Folk is a word theyre trying not to use. After all, as Aja will tell you, all music is folk music. As other festivals toy with the notion of removing the word folk from their titles (because no one can agree what it means, and also because the younger generations are afraid that folk music isnt cool), Aja has adopted the policy of referring to his festivals line-up as Traditional and Contemporary American Roots Music.
This seems like a more appropriate assessment, considering the festival has hosted an incredibly diverse pool of musicians over the years. Prior performers include Bonnie Raitt, Holly Near, Sweet Honey in the Rock, Janis Ian, Dizzie Gillespie, Marilyn Horn, Leon Redbone, Mose Allison, and Odetta. Last year, the Indigo Girls graced the main stage. The year before that Ani Difranco.
Preserving the Environment
Revival, is all about diversity. Its six stages have been run using renewable resources (two operate on solar energy, two use biodiesel, and the final two harvest the wind).
In 2004, a local solar energy provider brought a huge rig, and set it up a week ahead. The rig harvested so much solar power during that week that they had to sell the energy to the County. In effect, Clearwater not only managed to raise awareness and funds for local environmental preservation in 2004, but they also managed to harvest some green power for their neighbors.
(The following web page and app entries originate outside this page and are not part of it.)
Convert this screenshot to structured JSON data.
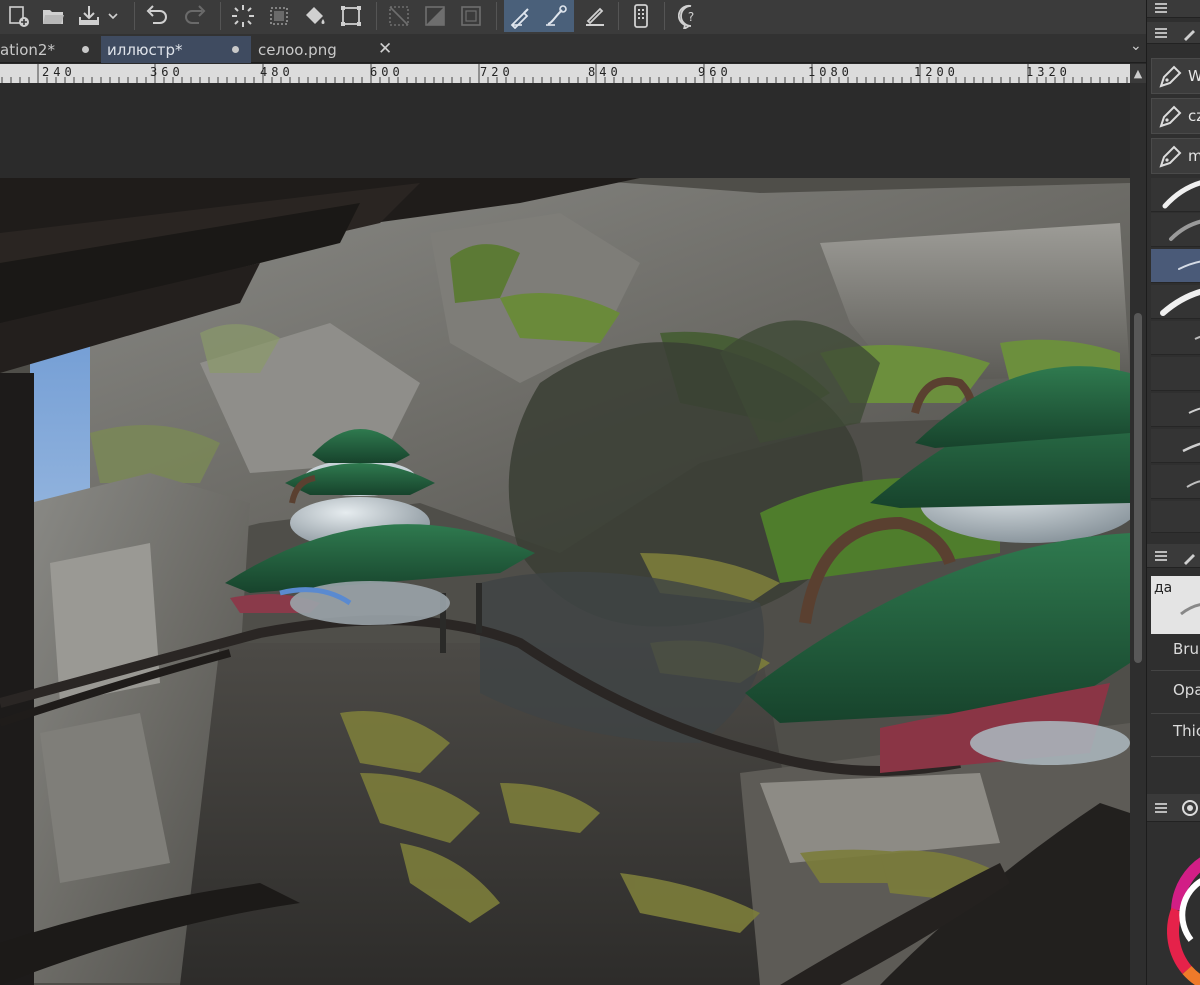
{
  "toolbar": {
    "buttons": [
      {
        "name": "new-document-icon"
      },
      {
        "name": "open-folder-icon"
      },
      {
        "name": "save-icon"
      },
      {
        "name": "undo-icon"
      },
      {
        "name": "redo-icon"
      },
      {
        "name": "lasso-select-icon"
      },
      {
        "name": "select-rect-icon"
      },
      {
        "name": "fill-bucket-icon"
      },
      {
        "name": "transform-icon"
      },
      {
        "name": "deselect-icon"
      },
      {
        "name": "invert-select-icon"
      },
      {
        "name": "crop-icon"
      },
      {
        "name": "pen-stabilizer-icon",
        "active": true
      },
      {
        "name": "brush-stabilizer-icon",
        "active": true
      },
      {
        "name": "ruler-pen-icon"
      },
      {
        "name": "tablet-icon"
      },
      {
        "name": "help-icon"
      }
    ]
  },
  "tabs": [
    {
      "label": "ation2*",
      "modified": true
    },
    {
      "label": "иллюстр*",
      "modified": true,
      "active": true
    },
    {
      "label": "селоо.png",
      "close": "✕"
    }
  ],
  "ruler": {
    "labels": [
      "240",
      "360",
      "480",
      "600",
      "720",
      "840",
      "960",
      "1080",
      "1200",
      "1320"
    ]
  },
  "dock": {
    "brush_presets": [
      {
        "label": "W"
      },
      {
        "label": "cz"
      },
      {
        "label": "m"
      }
    ],
    "thumb_label": "да",
    "properties": [
      "Bru",
      "Opa",
      "Thic"
    ]
  },
  "colors": {
    "accent": "#4a607a",
    "tab_active": "#3f4b60",
    "panel": "#2f2f2f"
  }
}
The festival also hosts a juried crafts show featuring around 50 local and regional craftspeople. Theres a marketplace of various manufactured and imported goods, and 16 food vendors many of whom have been frequenting the festival for decades. Theres also the Green Living Expo, going on its third year. This features products and services that help promote a more sustainable, environmentally friendly economy.
Clearwater draws folks of all ages, most of whom hail from the tri-state area. There is no alcohol for sale, and no on-site camping which, Aja admits, distinguishes the flavor of the festival from others like Falcon Ridge, where people go with the intention of staying up late, having parties and jam sessions.
Five Stages of Entertainment in 2006
Even though its a daytime affair, Clearwater has plenty of jam sessions. 2006 will be the first year when the festival will combine the Circle of Song and Workshop stages into one Community Stage. This will include showcases, open mics, song circles, and sing-alongs. Another feature of the 2006 festival will be the talk. Last year, Amy Goodman of Democracy Now gave a 40 minute talk on the main stage. This years speaker will appear on the community stage.
Other features include the Family Stage offering entertainment for all ages and Story Grove, a Clearwater institution. The festival draws great storytellers from all over the US to tell stories all weekend long.
Of course, theres also a Dance Stage. But, says Aja, its not just for contra dancing anymore. This area offers boogying opportunities for fans of all types of danceable tunes from jam bands to swing, Salsa, Zydeco, and, of course, contra too. And finally, the Main Stage, which features some of the most popular national acts.
Clearwater, says Aja, is more than just your average summer festival with music and food its the worlds fair of environmental music festivals.
The Clearwater Music & Environmental Festivals 40th Anniversary will take place June 17 & 18, 2006 at Croton Point Park in Croton-on-Hudson, NY. Keep an eye on the Clearwater Festival Web site for this years line-up and ticket information.